My houseguest was incredulous that I had completely missed the HBO comedy.
Because she was adamant that I watch it immediately, I checked Netflix to see if it was available for instant viewing. It wasn't. "The Karate Kid" was, but she wasn't budging. So we decided to do something neither of us had done in years -- we got into the car and headed to Blockbuster.
There was a time when my friends and I would hit the movie and game rental chain at least once a week. But then media formats switched from video to DVD and digital. Rental companies saw the potential, entered the market, and showed us all what we had been missing. That's when competition heated up and the war began.
First came the much cheaper Netflix, which let us order DVDs through the mail at a flat rate, keep them for as long as we wanted and never pay late fees. Blockbuster jumped on the bandwagon, offering rentals through the mail, too, with the added convenience of making in-store exchanges.

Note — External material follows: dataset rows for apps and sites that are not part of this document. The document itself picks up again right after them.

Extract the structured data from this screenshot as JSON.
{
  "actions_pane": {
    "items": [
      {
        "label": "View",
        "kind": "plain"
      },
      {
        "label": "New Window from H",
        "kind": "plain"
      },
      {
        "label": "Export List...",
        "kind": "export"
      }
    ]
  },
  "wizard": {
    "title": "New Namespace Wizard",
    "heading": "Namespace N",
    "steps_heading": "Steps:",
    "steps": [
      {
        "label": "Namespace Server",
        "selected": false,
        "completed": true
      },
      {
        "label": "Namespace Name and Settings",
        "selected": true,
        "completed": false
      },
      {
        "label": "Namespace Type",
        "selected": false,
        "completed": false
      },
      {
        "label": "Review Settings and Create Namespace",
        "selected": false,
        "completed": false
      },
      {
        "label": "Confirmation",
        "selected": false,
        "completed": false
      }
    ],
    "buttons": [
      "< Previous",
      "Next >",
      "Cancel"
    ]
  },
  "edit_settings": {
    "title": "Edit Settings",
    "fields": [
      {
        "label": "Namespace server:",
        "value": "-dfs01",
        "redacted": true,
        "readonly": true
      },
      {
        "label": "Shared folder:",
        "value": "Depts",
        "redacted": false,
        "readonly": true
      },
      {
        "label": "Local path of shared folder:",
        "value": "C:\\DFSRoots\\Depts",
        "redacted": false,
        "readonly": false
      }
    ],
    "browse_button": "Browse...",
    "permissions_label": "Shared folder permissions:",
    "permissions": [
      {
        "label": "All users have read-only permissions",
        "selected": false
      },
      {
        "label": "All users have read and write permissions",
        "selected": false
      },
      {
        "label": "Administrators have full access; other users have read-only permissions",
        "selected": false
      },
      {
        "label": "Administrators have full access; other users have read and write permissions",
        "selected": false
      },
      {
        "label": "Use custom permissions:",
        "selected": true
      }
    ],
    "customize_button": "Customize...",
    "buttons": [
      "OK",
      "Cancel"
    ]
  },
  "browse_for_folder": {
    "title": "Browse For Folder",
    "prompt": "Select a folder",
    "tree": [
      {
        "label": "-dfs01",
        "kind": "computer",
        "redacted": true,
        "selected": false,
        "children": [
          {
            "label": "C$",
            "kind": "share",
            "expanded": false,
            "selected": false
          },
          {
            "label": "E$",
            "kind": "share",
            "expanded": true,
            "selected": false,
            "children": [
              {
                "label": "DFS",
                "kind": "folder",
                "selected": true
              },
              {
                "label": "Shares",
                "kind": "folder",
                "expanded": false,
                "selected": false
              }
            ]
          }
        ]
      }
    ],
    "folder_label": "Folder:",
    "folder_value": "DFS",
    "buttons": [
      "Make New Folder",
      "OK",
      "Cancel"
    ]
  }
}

Then Netflix offered instant viewing at no additional charge, allowing members to stream movies online or straight to their televisions.
Along came Redbox, the little kiosk offering new releases for $1 each and no late fees. Smaller selection, yes, but super cheap and convenient. Now there's Hulu.com, too, and any number of ways to get your flick fix quickly.
Blockbuster, outflanked, recently announced it will close as many as 960 stores, replacing them with Redbox-like rental kiosks and smaller outlet shops.
The irony, of course, is that by closing its huge stores, Blockbuster is eliminating its last competitive edge -- or at least the last reason I would consider giving it my business. The big stores must cost a fortune to run, but giving consumers the chance to browse and bring home last-minute choices was the best thing it had going for it.
Even so, on my last trip to the big blue and yellow, it didn't come through. Bursting through the door, we searched for the coveted "Curb," but it was nowhere to be found.
The point here is that, whether or not the once behemoth Blockbuster falls, the winner of this fight has already been declared. It's us, of course, the consumers.
We're a fickle and demanding bunch. Just as we helped Blockbuster ascend to greatness, we helped dethrone it. Blockbuster -- which has been losing money even while Netflix rakes it in -- appears to be mortally wounded.
Still, Netflix isn't resting in the corner. It experienced a brief outage last month, and instead of waiting for customers to complain, it immediately credited their accounts with a small courtesy refund -- even though most of them had no idea they had been inconvenienced.
Perhaps, as the Cobra Kai learned in "The Karate Kid," Netflix realizes there is always someone else waiting to take your spot at No. 1. And we're always on the lookout for the next scrappy contender.